Stephen King's 'Salem's Lot
There was something really historical to 'Salem's Lot, something that made me think that Stephen King devoured the works of John Steinbeck when he was younger. There was also something fantastic to the development of the small town of Jerusalem's Lot that I've never really seen the likes of outside of the works of Stephen King. Of Stephen King's many accomplishments - his book On Writing, his ideas about human psychology, his ideas about places having a kind of emotional memory, his balance between social evil and metaphysical evil - I wonder if his writing on small towns and cultural consciousness might be his greatest.
Now, there were a couple of moments while reading this book that it felt like the narrative wasn't going anywhere, wasn't leaving any hints. But the Prologue was written so sparsely and brilliantly that it was hard not to commit to a few more pages. And the resolution of the story was absolutely fantastic. The last few chapters of 'Salem's Lot were some of the better I've read. I'm not saying that King is the best at writing sentences that grab you, and I'm not saying that King's character development reaches beyond superficial things. But King writes a town as if it is one character, and he reaches into his readers and makes them understand what it feels like to be part of the narrative. I was left, time and time again, wondering what I would do in the same position. Where would I find the tools one needs in order to fight vampires? Would I run for my life or see it as my responsibility to prevent a vampire outbreak? Would I do things that are socially unacceptable in order to prevent that society from falling apart? And how could I draw others to my cause? (Would I want to draw others to my cause or shoo them away?)
King is one of my bumblebee authors. By all measures - even by his own measures - he does so many things poorly. But he has delivered some of the best stories of all time, has made Freudian psychology more accessible and fun, and has delved deeper into the dialogue of good and evil than any other individual I've ever encountered.

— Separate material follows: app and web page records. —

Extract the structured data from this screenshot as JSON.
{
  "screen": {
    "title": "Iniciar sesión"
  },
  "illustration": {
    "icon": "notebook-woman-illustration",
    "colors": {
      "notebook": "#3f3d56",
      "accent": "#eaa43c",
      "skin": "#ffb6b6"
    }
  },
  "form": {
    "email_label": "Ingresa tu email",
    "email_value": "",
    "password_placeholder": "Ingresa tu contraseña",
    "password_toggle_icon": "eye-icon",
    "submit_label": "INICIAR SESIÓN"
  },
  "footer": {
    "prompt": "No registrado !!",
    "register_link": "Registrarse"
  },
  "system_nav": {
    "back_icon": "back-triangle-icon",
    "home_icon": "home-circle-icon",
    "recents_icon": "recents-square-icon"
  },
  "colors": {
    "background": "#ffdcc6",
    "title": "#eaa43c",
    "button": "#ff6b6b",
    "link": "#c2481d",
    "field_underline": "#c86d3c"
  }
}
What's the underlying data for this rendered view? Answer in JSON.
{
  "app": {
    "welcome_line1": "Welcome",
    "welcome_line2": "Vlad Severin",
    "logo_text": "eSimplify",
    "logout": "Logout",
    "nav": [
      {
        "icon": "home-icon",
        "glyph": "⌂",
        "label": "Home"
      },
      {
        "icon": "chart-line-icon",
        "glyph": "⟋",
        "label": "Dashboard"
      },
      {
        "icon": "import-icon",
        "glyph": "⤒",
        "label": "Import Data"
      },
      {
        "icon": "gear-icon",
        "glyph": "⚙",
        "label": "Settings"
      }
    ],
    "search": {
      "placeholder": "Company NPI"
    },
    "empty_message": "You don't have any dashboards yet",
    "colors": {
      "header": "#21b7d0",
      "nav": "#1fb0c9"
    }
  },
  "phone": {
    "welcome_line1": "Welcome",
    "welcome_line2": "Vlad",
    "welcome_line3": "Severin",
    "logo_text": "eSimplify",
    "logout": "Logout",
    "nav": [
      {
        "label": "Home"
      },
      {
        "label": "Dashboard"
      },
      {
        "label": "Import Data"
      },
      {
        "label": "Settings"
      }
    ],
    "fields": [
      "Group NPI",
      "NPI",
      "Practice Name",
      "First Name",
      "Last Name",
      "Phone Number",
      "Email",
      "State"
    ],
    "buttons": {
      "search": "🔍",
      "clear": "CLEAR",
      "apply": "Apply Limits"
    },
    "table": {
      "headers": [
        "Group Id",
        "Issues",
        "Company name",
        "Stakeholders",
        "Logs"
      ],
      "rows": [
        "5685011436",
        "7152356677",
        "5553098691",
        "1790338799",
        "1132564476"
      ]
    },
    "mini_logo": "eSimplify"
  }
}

Sure, a vampire novel by Stephen King seems out of character. King has never seemed all that interested in re-hashing the horror archetypes of vampire, were-wolf, Frankenstein's monster, swamp monster, mummy, though he has dabbled in one or two of these. But for King there's something bigger going on here. It is in this book that themes important to later works like The Shining and The Stand get laid out. And let us not forget: it was not vampires who searched for evil in 'Salem's Lot, but the other way around. Maybe every town has its own evils here and there, and maybe we all have to find a way to fight against them lest they draw in undesirable supernatural beings.